Your task is to find every line in the records that holds the string "text" and copy it.
────
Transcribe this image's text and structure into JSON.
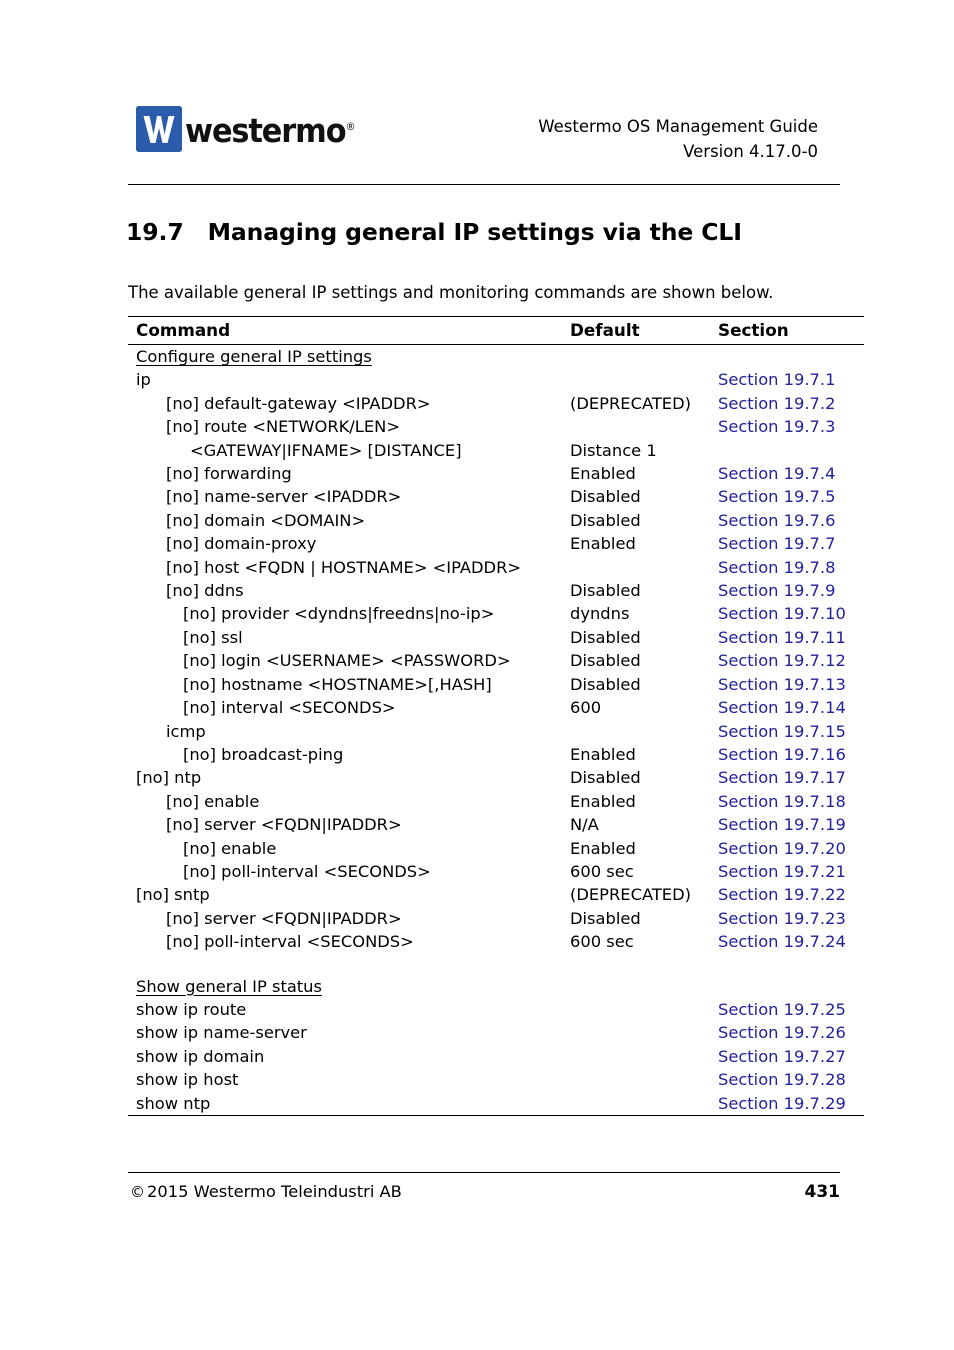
{
  "header": {
    "logo_word": "westermo",
    "logo_reg": "®",
    "doc_title": "Westermo OS Management Guide",
    "doc_version": "Version 4.17.0-0"
  },
  "section": {
    "number": "19.7",
    "title": "Managing general IP settings via the CLI",
    "intro": "The available general IP settings and monitoring commands are shown below."
  },
  "table": {
    "columns": [
      "Command",
      "Default",
      "Section"
    ],
    "groups": [
      {
        "heading": "Configure general IP settings",
        "rows": [
          {
            "level": 0,
            "command": "ip",
            "default": "",
            "section": "Section 19.7.1"
          },
          {
            "level": 1,
            "command": "[no] default-gateway <IPADDR>",
            "default": "(DEPRECATED)",
            "section": "Section 19.7.2"
          },
          {
            "level": 1,
            "command": "[no] route <NETWORK/LEN>",
            "default": "",
            "section": "Section 19.7.3"
          },
          {
            "level": 3,
            "command": "<GATEWAY|IFNAME> [DISTANCE]",
            "default": "Distance 1",
            "section": ""
          },
          {
            "level": 1,
            "command": "[no] forwarding",
            "default": "Enabled",
            "section": "Section 19.7.4"
          },
          {
            "level": 1,
            "command": "[no] name-server <IPADDR>",
            "default": "Disabled",
            "section": "Section 19.7.5"
          },
          {
            "level": 1,
            "command": "[no] domain <DOMAIN>",
            "default": "Disabled",
            "section": "Section 19.7.6"
          },
          {
            "level": 1,
            "command": "[no] domain-proxy",
            "default": "Enabled",
            "section": "Section 19.7.7"
          },
          {
            "level": 1,
            "command": "[no] host <FQDN | HOSTNAME> <IPADDR>",
            "default": "",
            "section": "Section 19.7.8"
          },
          {
            "level": 1,
            "command": "[no] ddns",
            "default": "Disabled",
            "section": "Section 19.7.9"
          },
          {
            "level": 2,
            "command": "[no] provider <dyndns|freedns|no-ip>",
            "default": "dyndns",
            "section": "Section 19.7.10"
          },
          {
            "level": 2,
            "command": "[no] ssl",
            "default": "Disabled",
            "section": "Section 19.7.11"
          },
          {
            "level": 2,
            "command": "[no] login <USERNAME> <PASSWORD>",
            "default": "Disabled",
            "section": "Section 19.7.12"
          },
          {
            "level": 2,
            "command": "[no] hostname <HOSTNAME>[,HASH]",
            "default": "Disabled",
            "section": "Section 19.7.13"
          },
          {
            "level": 2,
            "command": "[no] interval <SECONDS>",
            "default": "600",
            "section": "Section 19.7.14"
          },
          {
            "level": 1,
            "command": "icmp",
            "default": "",
            "section": "Section 19.7.15"
          },
          {
            "level": 2,
            "command": "[no] broadcast-ping",
            "default": "Enabled",
            "section": "Section 19.7.16"
          },
          {
            "level": 0,
            "command": "[no] ntp",
            "default": "Disabled",
            "section": "Section 19.7.17"
          },
          {
            "level": 1,
            "command": "[no] enable",
            "default": "Enabled",
            "section": "Section 19.7.18"
          },
          {
            "level": 1,
            "command": "[no] server <FQDN|IPADDR>",
            "default": "N/A",
            "section": "Section 19.7.19"
          },
          {
            "level": 2,
            "command": "[no] enable",
            "default": "Enabled",
            "section": "Section 19.7.20"
          },
          {
            "level": 2,
            "command": "[no] poll-interval <SECONDS>",
            "default": "600 sec",
            "section": "Section 19.7.21"
          },
          {
            "level": 0,
            "command": "[no] sntp",
            "default": "(DEPRECATED)",
            "section": "Section 19.7.22"
          },
          {
            "level": 1,
            "command": "[no] server <FQDN|IPADDR>",
            "default": "Disabled",
            "section": "Section 19.7.23"
          },
          {
            "level": 1,
            "command": "[no] poll-interval <SECONDS>",
            "default": "600 sec",
            "section": "Section 19.7.24"
          }
        ]
      },
      {
        "heading": "Show general IP status",
        "rows": [
          {
            "level": 0,
            "command": "show ip route",
            "default": "",
            "section": "Section 19.7.25"
          },
          {
            "level": 0,
            "command": "show ip name-server",
            "default": "",
            "section": "Section 19.7.26"
          },
          {
            "level": 0,
            "command": "show ip domain",
            "default": "",
            "section": "Section 19.7.27"
          },
          {
            "level": 0,
            "command": "show ip host",
            "default": "",
            "section": "Section 19.7.28"
          },
          {
            "level": 0,
            "command": "show ntp",
            "default": "",
            "section": "Section 19.7.29"
          }
        ]
      }
    ]
  },
  "footer": {
    "copyright_glyph": "©",
    "copyright": "2015 Westermo Teleindustri AB",
    "page_number": "431"
  },
  "colors": {
    "link": "#21219c",
    "logo_blue": "#2b5cab",
    "text": "#000000"
  }
}
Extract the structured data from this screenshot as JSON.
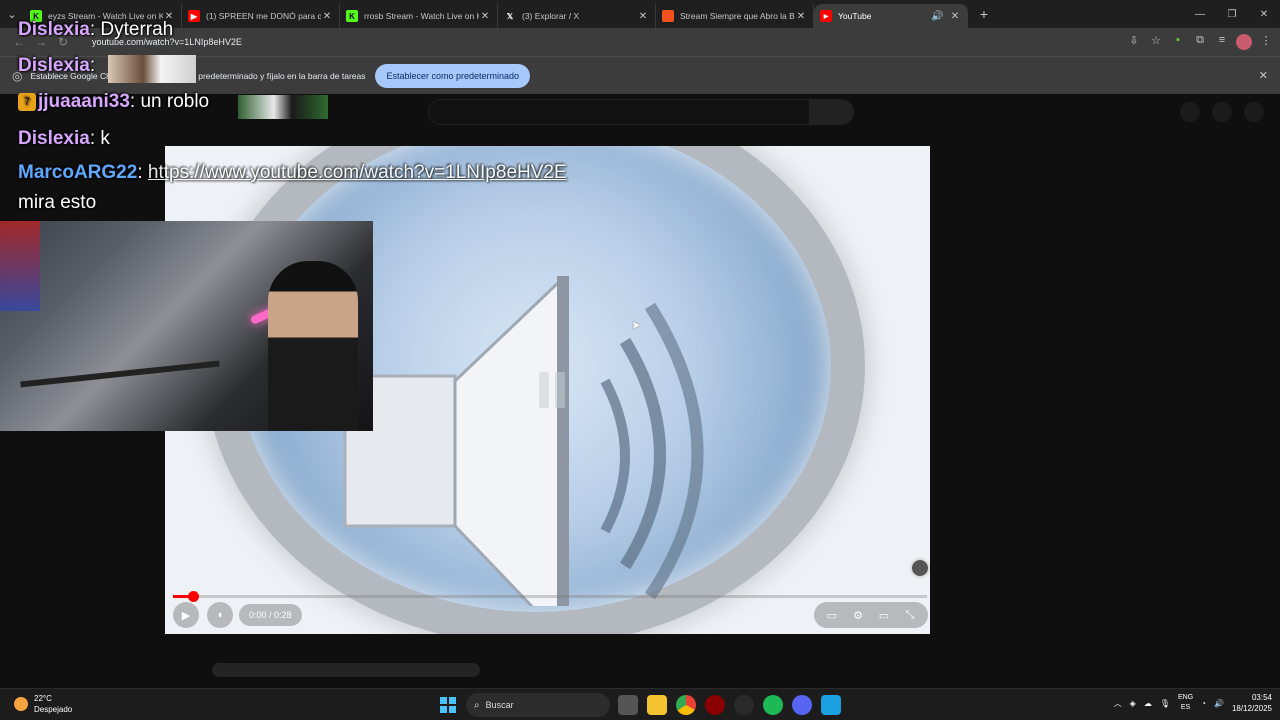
{
  "browser": {
    "tabs": [
      {
        "title": "eyzs Stream - Watch Live on Ki",
        "favicon": "kick-icon",
        "color": "#53fc18"
      },
      {
        "title": "(1) SPREEN me DONÓ para que",
        "favicon": "youtube-icon",
        "color": "#ff0000"
      },
      {
        "title": "rrosb Stream - Watch Live on K",
        "favicon": "kick-icon",
        "color": "#53fc18"
      },
      {
        "title": "(3) Explorar / X",
        "favicon": "x-icon",
        "color": "#ffffff"
      },
      {
        "title": "Stream Siempre que Abro la Bo",
        "favicon": "slides-icon",
        "color": "#f4511e"
      },
      {
        "title": "YouTube",
        "favicon": "youtube-icon",
        "color": "#ff0000"
      }
    ],
    "url": "youtube.com/watch?v=1LNIp8eHV2E",
    "infobar": {
      "text": "Establece Google Chrome como navegador predeterminado y fíjalo en la barra de tareas",
      "button": "Establecer como predeterminado"
    }
  },
  "chat": [
    {
      "user": "Dislexia",
      "msg": "Dyterrah",
      "color": "#d7a6ff"
    },
    {
      "user": "Dislexia",
      "msg": "",
      "color": "#d7a6ff"
    },
    {
      "user": "jjuaaani33",
      "msg": "un roblo",
      "color": "#d7a6ff"
    },
    {
      "user": "Dislexia",
      "msg": "k",
      "color": "#d7a6ff"
    },
    {
      "user": "MarcoARG22",
      "msg": "https://www.youtube.com/watch?v=1LNIp8eHV2E",
      "color": "#5ea8ff"
    },
    {
      "user": "",
      "msg": "mira esto",
      "color": "#ffffff"
    }
  ],
  "player": {
    "time": "0:00 / 0:28",
    "progress": 0.026
  },
  "taskbar": {
    "weather_temp": "22°C",
    "weather_desc": "Despejado",
    "search": "Buscar",
    "lang_top": "ENG",
    "lang_bottom": "ES",
    "time": "03:54",
    "date": "18/12/2025"
  }
}
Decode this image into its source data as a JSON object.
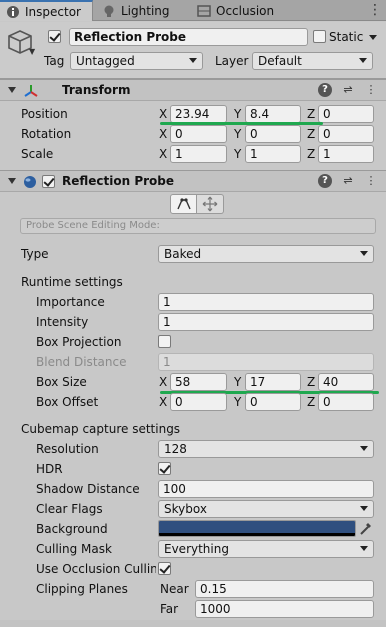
{
  "tabs": [
    {
      "label": "Inspector",
      "icon": "info-icon"
    },
    {
      "label": "Lighting",
      "icon": "bulb-icon"
    },
    {
      "label": "Occlusion",
      "icon": "occlusion-icon"
    }
  ],
  "gameobject": {
    "name": "Reflection Probe",
    "active": true,
    "static_label": "Static",
    "static": false,
    "tag_label": "Tag",
    "tag_value": "Untagged",
    "layer_label": "Layer",
    "layer_value": "Default"
  },
  "transform": {
    "title": "Transform",
    "position_label": "Position",
    "rotation_label": "Rotation",
    "scale_label": "Scale",
    "position": {
      "x": "23.94",
      "y": "8.4",
      "z": "0"
    },
    "rotation": {
      "x": "0",
      "y": "0",
      "z": "0"
    },
    "scale": {
      "x": "1",
      "y": "1",
      "z": "1"
    }
  },
  "axes": {
    "x": "X",
    "y": "Y",
    "z": "Z"
  },
  "probe": {
    "title": "Reflection Probe",
    "enabled": true,
    "mode_label": "Probe Scene Editing Mode:",
    "type_label": "Type",
    "type_value": "Baked",
    "runtime_header": "Runtime settings",
    "importance_label": "Importance",
    "importance": "1",
    "intensity_label": "Intensity",
    "intensity": "1",
    "box_projection_label": "Box Projection",
    "box_projection": false,
    "blend_distance_label": "Blend Distance",
    "blend_distance": "1",
    "box_size_label": "Box Size",
    "box_size": {
      "x": "58",
      "y": "17",
      "z": "40"
    },
    "box_offset_label": "Box Offset",
    "box_offset": {
      "x": "0",
      "y": "0",
      "z": "0"
    },
    "cubemap_header": "Cubemap capture settings",
    "resolution_label": "Resolution",
    "resolution": "128",
    "hdr_label": "HDR",
    "hdr": true,
    "shadow_distance_label": "Shadow Distance",
    "shadow_distance": "100",
    "clear_flags_label": "Clear Flags",
    "clear_flags": "Skybox",
    "background_label": "Background",
    "background_color": "#2f4f7f",
    "culling_mask_label": "Culling Mask",
    "culling_mask": "Everything",
    "use_occlusion_label": "Use Occlusion Culling",
    "use_occlusion": true,
    "clipping_label": "Clipping Planes",
    "near_label": "Near",
    "near": "0.15",
    "far_label": "Far",
    "far": "1000"
  },
  "colors": {
    "accent_tab": "#3a72b0",
    "highlight_green": "#1fa84f"
  }
}
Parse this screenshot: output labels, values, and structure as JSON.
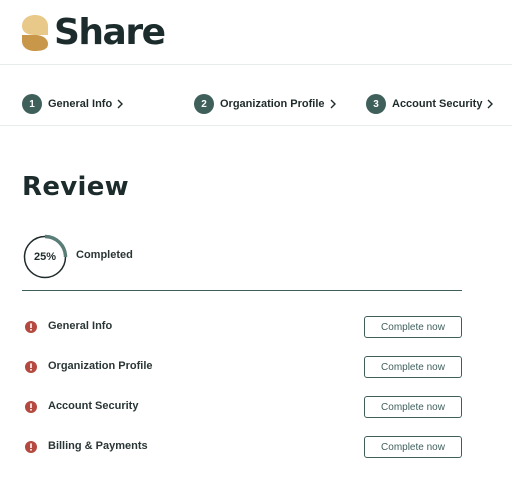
{
  "brand": {
    "name": "Share"
  },
  "steps": [
    {
      "number": "1",
      "label": "General Info"
    },
    {
      "number": "2",
      "label": "Organization Profile"
    },
    {
      "number": "3",
      "label": "Account Security"
    }
  ],
  "page": {
    "title": "Review"
  },
  "progress": {
    "value": 0.25,
    "text": "25%",
    "label": "Completed"
  },
  "colors": {
    "accent": "#3f5f5b",
    "warning": "#b5483f",
    "logo_top": "#e8c98a",
    "logo_bottom": "#c9974a"
  },
  "review_items": [
    {
      "label": "General Info",
      "action": "Complete now"
    },
    {
      "label": "Organization Profile",
      "action": "Complete now"
    },
    {
      "label": "Account Security",
      "action": "Complete now"
    },
    {
      "label": "Billing & Payments",
      "action": "Complete now"
    }
  ]
}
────
**RESULT OF THIS TASK:**
Transcribe this image's text and structure into JSON.
    "text": "#000000"
      "text": "Establece Google Chrome como navegador predeterminado y fíjalo en la barra de tareas",
    "text": "25%",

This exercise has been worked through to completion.